■ Supplied records
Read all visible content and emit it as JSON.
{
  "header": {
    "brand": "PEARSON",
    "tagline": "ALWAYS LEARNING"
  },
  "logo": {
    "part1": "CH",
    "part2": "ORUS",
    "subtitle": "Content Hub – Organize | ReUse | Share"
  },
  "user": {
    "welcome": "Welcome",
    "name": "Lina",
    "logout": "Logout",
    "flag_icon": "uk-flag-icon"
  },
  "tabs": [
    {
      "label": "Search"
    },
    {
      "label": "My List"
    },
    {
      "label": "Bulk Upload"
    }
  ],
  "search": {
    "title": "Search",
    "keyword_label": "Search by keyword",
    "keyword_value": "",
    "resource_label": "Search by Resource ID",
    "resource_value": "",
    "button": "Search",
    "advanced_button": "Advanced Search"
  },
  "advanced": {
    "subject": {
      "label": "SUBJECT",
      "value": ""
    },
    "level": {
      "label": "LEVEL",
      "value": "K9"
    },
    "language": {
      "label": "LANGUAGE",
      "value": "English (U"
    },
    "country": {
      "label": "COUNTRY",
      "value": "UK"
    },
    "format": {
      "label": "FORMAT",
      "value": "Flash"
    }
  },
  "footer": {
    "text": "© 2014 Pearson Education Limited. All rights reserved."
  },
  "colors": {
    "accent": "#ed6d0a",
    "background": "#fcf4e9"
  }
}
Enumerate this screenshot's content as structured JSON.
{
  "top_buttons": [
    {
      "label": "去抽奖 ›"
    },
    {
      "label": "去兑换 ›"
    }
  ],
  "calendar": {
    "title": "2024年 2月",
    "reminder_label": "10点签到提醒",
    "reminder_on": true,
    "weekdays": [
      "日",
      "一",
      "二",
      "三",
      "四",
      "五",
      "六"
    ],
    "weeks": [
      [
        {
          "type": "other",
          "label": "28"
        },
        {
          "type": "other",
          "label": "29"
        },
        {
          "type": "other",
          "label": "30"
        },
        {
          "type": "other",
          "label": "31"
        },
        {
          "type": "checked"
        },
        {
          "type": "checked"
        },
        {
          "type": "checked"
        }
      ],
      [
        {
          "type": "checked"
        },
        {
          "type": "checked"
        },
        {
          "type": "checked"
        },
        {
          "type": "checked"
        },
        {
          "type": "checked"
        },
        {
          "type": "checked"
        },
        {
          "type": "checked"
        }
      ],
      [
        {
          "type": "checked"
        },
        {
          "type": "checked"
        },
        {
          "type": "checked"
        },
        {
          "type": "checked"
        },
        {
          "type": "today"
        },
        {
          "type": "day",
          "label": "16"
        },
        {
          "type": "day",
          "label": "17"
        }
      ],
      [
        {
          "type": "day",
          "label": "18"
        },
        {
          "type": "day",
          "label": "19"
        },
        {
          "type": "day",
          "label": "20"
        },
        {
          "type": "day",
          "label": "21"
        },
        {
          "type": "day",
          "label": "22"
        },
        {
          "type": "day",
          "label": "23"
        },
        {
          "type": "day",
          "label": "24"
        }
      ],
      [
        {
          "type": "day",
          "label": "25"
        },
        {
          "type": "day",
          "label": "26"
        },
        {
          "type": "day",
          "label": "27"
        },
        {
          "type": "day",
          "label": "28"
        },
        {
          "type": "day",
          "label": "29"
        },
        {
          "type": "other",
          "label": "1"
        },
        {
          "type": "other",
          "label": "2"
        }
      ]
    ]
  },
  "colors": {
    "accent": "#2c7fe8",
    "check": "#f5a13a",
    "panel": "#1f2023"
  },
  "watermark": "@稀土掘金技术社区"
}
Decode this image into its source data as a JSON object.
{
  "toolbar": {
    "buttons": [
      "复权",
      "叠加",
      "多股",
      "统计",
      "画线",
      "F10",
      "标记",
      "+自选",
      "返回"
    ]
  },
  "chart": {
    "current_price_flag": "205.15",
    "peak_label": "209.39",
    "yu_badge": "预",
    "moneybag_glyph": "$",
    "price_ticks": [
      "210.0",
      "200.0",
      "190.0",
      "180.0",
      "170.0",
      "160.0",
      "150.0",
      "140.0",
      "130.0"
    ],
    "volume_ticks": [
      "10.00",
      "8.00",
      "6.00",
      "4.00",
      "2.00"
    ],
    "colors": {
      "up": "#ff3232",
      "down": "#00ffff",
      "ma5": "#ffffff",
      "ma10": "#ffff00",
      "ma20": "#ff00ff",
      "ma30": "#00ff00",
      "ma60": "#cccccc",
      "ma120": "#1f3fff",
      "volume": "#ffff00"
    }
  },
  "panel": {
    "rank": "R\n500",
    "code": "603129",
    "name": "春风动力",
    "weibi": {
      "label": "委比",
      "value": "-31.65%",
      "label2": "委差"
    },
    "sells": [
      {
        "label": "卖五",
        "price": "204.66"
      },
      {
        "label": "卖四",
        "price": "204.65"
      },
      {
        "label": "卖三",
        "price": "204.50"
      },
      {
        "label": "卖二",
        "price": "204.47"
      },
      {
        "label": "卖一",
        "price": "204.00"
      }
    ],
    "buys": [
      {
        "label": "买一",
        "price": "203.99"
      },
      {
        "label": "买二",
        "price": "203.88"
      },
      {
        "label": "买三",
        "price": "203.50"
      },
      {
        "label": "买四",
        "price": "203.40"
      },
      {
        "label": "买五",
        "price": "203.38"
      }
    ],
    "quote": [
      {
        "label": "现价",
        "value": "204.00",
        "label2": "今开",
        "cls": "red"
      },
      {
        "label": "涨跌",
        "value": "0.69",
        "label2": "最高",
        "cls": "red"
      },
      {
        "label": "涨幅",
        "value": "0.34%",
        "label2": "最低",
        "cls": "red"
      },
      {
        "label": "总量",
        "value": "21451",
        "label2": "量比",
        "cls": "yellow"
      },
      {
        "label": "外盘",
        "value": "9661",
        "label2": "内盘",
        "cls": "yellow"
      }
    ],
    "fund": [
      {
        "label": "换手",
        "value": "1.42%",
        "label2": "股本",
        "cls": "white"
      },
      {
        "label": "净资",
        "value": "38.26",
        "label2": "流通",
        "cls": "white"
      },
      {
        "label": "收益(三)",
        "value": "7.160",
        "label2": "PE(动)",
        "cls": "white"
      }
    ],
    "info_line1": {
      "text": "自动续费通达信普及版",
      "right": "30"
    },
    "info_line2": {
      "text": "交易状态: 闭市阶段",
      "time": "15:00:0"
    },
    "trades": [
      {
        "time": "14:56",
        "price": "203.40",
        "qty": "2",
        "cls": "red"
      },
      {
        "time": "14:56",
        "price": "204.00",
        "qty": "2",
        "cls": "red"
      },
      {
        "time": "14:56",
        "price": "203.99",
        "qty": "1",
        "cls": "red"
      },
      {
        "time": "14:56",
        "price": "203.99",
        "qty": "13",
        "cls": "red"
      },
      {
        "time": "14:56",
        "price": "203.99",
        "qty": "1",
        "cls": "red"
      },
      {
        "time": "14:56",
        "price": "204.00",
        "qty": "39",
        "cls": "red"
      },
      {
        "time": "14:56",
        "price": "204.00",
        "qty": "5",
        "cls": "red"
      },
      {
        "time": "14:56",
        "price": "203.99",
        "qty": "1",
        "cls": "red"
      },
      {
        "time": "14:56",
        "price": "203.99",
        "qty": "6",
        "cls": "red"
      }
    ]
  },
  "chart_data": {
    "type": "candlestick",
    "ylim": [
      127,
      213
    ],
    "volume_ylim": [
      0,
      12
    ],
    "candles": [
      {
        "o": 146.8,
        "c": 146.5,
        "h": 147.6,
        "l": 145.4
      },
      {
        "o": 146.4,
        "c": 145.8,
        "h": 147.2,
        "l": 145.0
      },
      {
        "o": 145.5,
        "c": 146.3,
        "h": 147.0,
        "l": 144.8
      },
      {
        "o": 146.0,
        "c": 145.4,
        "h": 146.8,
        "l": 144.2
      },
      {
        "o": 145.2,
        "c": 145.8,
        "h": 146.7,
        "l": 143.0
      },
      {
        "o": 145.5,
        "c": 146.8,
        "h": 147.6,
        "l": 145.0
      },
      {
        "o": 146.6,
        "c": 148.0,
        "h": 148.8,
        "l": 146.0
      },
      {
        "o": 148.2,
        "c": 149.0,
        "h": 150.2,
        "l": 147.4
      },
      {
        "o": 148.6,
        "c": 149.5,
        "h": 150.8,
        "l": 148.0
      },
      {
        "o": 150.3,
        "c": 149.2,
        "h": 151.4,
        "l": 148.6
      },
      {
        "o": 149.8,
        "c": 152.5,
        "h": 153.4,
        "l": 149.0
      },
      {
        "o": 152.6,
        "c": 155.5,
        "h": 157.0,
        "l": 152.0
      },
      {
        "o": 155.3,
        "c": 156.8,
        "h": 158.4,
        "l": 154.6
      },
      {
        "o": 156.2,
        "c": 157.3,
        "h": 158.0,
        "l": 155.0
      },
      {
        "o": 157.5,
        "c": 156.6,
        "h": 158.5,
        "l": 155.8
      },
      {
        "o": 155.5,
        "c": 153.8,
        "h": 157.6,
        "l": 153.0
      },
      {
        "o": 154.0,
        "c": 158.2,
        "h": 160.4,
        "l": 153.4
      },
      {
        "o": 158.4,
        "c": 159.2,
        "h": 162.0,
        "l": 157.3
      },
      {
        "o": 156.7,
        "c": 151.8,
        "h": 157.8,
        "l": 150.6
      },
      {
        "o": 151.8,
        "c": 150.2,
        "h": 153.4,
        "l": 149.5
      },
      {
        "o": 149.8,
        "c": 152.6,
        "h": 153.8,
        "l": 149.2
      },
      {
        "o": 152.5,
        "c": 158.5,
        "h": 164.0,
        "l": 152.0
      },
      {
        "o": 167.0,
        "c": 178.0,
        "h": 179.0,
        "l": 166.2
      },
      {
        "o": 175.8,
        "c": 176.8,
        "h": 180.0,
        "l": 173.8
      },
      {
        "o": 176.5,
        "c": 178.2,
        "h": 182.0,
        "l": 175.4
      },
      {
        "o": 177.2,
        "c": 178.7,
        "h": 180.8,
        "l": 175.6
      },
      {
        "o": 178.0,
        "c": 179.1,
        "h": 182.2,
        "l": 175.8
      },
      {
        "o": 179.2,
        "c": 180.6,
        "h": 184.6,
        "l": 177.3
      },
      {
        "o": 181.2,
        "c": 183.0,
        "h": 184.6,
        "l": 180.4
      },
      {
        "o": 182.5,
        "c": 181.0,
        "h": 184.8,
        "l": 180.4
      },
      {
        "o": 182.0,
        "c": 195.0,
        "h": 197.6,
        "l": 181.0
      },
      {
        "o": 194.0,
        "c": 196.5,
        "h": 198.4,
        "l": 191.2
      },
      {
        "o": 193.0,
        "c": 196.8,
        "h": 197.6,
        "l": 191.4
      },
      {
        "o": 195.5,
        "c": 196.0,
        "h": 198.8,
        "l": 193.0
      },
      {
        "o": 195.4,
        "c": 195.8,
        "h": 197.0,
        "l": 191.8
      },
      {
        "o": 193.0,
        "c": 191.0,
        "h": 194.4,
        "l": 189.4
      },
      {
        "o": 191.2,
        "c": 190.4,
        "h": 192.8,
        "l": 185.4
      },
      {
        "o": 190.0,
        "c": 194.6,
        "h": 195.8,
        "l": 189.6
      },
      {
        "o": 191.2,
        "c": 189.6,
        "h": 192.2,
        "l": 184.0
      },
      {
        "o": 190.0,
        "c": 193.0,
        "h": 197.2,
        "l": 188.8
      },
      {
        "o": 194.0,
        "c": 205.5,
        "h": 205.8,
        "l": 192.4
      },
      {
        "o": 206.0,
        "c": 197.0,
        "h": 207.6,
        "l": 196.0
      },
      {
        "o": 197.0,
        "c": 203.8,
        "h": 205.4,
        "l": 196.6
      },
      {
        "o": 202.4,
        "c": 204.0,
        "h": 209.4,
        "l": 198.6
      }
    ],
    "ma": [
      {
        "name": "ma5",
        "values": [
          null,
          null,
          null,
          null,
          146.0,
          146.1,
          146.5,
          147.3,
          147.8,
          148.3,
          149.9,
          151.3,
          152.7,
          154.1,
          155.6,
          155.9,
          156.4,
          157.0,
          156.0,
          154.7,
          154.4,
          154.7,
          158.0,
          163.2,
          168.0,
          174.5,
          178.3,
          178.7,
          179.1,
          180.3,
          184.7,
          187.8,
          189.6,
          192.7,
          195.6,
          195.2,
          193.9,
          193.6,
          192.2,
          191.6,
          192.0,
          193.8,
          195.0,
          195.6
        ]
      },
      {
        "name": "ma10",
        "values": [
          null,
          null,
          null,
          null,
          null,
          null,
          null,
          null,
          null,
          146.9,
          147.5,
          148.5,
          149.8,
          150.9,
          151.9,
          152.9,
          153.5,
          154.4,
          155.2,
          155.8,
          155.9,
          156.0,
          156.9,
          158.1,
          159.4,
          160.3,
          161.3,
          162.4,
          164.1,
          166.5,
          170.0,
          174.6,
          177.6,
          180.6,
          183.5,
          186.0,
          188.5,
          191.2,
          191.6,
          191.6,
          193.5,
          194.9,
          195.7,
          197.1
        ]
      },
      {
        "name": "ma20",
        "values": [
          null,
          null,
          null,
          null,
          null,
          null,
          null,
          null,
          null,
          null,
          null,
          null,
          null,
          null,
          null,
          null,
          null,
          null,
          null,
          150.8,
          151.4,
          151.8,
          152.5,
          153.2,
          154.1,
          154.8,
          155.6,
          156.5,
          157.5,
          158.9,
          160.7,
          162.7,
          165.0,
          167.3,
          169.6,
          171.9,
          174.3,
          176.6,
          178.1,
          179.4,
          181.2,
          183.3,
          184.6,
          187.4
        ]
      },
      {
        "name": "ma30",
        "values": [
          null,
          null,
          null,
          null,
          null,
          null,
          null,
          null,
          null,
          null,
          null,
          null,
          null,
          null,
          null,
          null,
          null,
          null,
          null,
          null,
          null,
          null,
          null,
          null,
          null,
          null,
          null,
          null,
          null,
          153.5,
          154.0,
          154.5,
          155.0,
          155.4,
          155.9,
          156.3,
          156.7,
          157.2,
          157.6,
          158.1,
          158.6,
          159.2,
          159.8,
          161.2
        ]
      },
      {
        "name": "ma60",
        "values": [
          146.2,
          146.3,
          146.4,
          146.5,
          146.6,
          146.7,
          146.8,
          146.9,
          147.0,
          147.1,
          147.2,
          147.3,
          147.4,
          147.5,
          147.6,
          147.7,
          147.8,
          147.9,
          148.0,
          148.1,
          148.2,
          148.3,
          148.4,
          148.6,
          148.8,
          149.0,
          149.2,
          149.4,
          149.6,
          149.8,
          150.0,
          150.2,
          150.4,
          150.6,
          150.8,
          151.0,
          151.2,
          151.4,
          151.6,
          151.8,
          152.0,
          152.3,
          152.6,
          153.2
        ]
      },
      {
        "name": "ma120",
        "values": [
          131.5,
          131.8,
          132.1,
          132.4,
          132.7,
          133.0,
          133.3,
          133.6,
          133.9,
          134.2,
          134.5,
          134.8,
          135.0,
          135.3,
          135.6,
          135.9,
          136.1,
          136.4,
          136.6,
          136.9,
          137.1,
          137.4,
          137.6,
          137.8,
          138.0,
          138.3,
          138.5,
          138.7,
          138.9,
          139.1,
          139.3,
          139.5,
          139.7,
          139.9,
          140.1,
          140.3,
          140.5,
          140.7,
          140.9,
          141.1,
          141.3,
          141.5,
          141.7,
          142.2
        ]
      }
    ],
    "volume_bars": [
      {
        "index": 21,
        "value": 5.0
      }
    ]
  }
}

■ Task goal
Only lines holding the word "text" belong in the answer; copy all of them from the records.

■ Answer
    "text": "© 2014 Pearson Education Limited. All rights reserved."
      "text": "自动续费通达信普及版",
      "text": "交易状态: 闭市阶段",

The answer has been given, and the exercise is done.